Interest rates are likely to remain on hold at 1.5% this month, and probably right through to the end of 2018, given current economic factors.
Last week, Reserve Bank Governor Philip Lowe said that globally and at home in Australia, the economic outlook was improving.

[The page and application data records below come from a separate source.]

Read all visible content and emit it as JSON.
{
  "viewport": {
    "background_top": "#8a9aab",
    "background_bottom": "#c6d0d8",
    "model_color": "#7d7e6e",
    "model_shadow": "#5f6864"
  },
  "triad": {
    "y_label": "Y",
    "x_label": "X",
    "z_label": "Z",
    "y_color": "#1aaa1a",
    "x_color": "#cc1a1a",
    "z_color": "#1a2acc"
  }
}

He mentioned a return of mining investment to “almost normal levels” and strengthened employment growth as factors bolstering the Aussie economy.
“Some economic indicators, like the GDP, have been reasonably good lately and there’s no clear case for a change, so I think it’s unlikely we’ll see a rate cut rate this month,” said Mozo Data Manager Peter Marshall.
“I expect they’ll continue to play the waiting game and see how things pan out before making any major changes.”
Some experts, such as the economists at JP Morgan, are still open to the chance of another rate cut, and others say a rate rise might be on the cards for sometime in 2018, but the general consensus seems to be that until there is a major shift in economic conditions, the RBA will sit tight on 1.50%.
Marshall said that while a volatile and increasingly competitive property market will likely have the Reserve Bank shying from a rate cut, stagnant wages, inflation and lower than desired employment growth are all factors that are likely to make the RBA think twice before increasing the cash rate.
Record high household debt is also a concern, as global ratings agency, Moody's Investors Service, lowered the rating of 12 Aussie banks last week, citing the high level of household indebtedness as the key reason.
"The action we're taking is about the way households might respond if there is a change in their financial circumstances - that it makes them harder to repay their mortgage debts," Moody’s Vice President, Frank Mirenzi said.
The effect of this change is yet to be seen in concrete terms, but a downgraded rating means that finding overseas funding will be more expensive for Australian banks, and therefore drive up the cost of borrowing for bank customers as well.
The problem for borrowers is that banks can easily raise rates independently of the RBA’s decision, as Mozo has already seen many lenders do this year. And with the big bank levy soon coming into effect and the recent downgrade in credit rating for the major banks, there’s plenty of incentive for them to do so again.
Combined with the fact that the big banks have already more or less promised that the cost of the Government’s big bank levy - set to raise $6.2 billion over four years - will be passed on to customers, this means more rate hikes for mortgage holders and even lower savings returns may be in Australia’s future, whether the RBA moves or not.